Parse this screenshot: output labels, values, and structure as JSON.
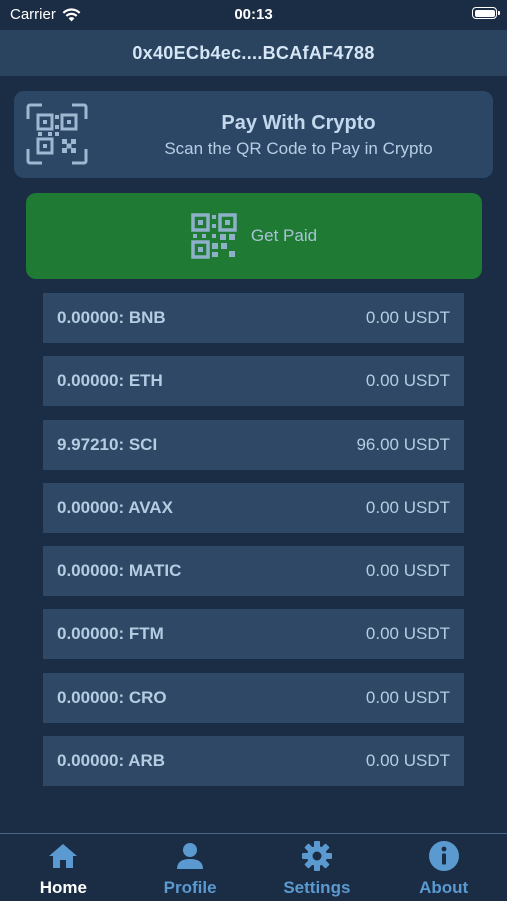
{
  "status_bar": {
    "carrier": "Carrier",
    "time": "00:13"
  },
  "header": {
    "address": "0x40ECb4ec....BCAfAF4788"
  },
  "pay_card": {
    "title": "Pay With Crypto",
    "subtitle": "Scan the QR Code to Pay in Crypto",
    "icon": "qr-code-icon"
  },
  "get_paid": {
    "label": "Get Paid",
    "icon": "qr-code-icon",
    "color": "#1f7a34"
  },
  "tokens": [
    {
      "amount": "0.00000: BNB",
      "value": "0.00 USDT"
    },
    {
      "amount": "0.00000: ETH",
      "value": "0.00 USDT"
    },
    {
      "amount": "9.97210: SCI",
      "value": "96.00 USDT"
    },
    {
      "amount": "0.00000: AVAX",
      "value": "0.00 USDT"
    },
    {
      "amount": "0.00000: MATIC",
      "value": "0.00 USDT"
    },
    {
      "amount": "0.00000: FTM",
      "value": "0.00 USDT"
    },
    {
      "amount": "0.00000: CRO",
      "value": "0.00 USDT"
    },
    {
      "amount": "0.00000: ARB",
      "value": "0.00 USDT"
    }
  ],
  "tab_bar": {
    "tabs": [
      {
        "label": "Home",
        "icon": "home-icon",
        "active": true
      },
      {
        "label": "Profile",
        "icon": "person-icon",
        "active": false
      },
      {
        "label": "Settings",
        "icon": "gear-icon",
        "active": false
      },
      {
        "label": "About",
        "icon": "info-icon",
        "active": false
      }
    ]
  },
  "colors": {
    "background": "#1b2d44",
    "accent": "#5b9ad0",
    "active_tab": "#ffffff"
  }
}
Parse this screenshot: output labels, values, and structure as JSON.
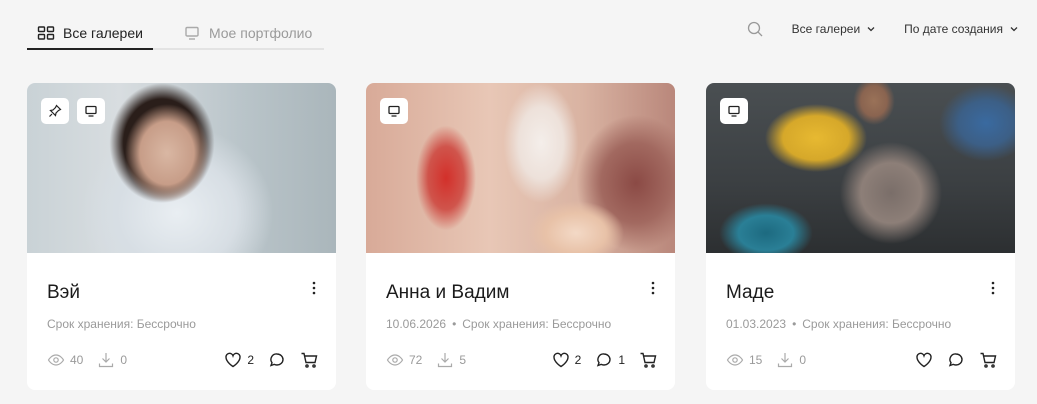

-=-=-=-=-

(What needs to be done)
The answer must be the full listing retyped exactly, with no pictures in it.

(Expected output)
Parse this screenshot: output labels, values, and structure as JSON.
{
  "status_bar": {
    "carrier": "Carrier",
    "time": "00:13"
  },
  "header": {
    "address": "0x40ECb4ec....BCAfAF4788"
  },
  "pay_card": {
    "title": "Pay With Crypto",
    "subtitle": "Scan the QR Code to Pay in Crypto",
    "icon": "qr-code-icon"
  },
  "get_paid": {
    "label": "Get Paid",
    "icon": "qr-code-icon",
    "color": "#1f7a34"
  },
  "tokens": [
    {
      "amount": "0.00000: BNB",
      "value": "0.00 USDT"
    },
    {
      "amount": "0.00000: ETH",
      "value": "0.00 USDT"
    },
    {
      "amount": "9.97210: SCI",
      "value": "96.00 USDT"
    },
    {
      "amount": "0.00000: AVAX",
      "value": "0.00 USDT"
    },
    {
      "amount": "0.00000: MATIC",
      "value": "0.00 USDT"
    },
    {
      "amount": "0.00000: FTM",
      "value": "0.00 USDT"
    },
    {
      "amount": "0.00000: CRO",
      "value": "0.00 USDT"
    },
    {
      "amount": "0.00000: ARB",
      "value": "0.00 USDT"
    }
  ],
  "tab_bar": {
    "tabs": [
      {
        "label": "Home",
        "icon": "home-icon",
        "active": true
      },
      {
        "label": "Profile",
        "icon": "person-icon",
        "active": false
      },
      {
        "label": "Settings",
        "icon": "gear-icon",
        "active": false
      },
      {
        "label": "About",
        "icon": "info-icon",
        "active": false
      }
    ]
  },
  "colors": {
    "background": "#1b2d44",
    "accent": "#5b9ad0",
    "active_tab": "#ffffff"
  }
}
Parse this screenshot: output labels, values, and structure as JSON.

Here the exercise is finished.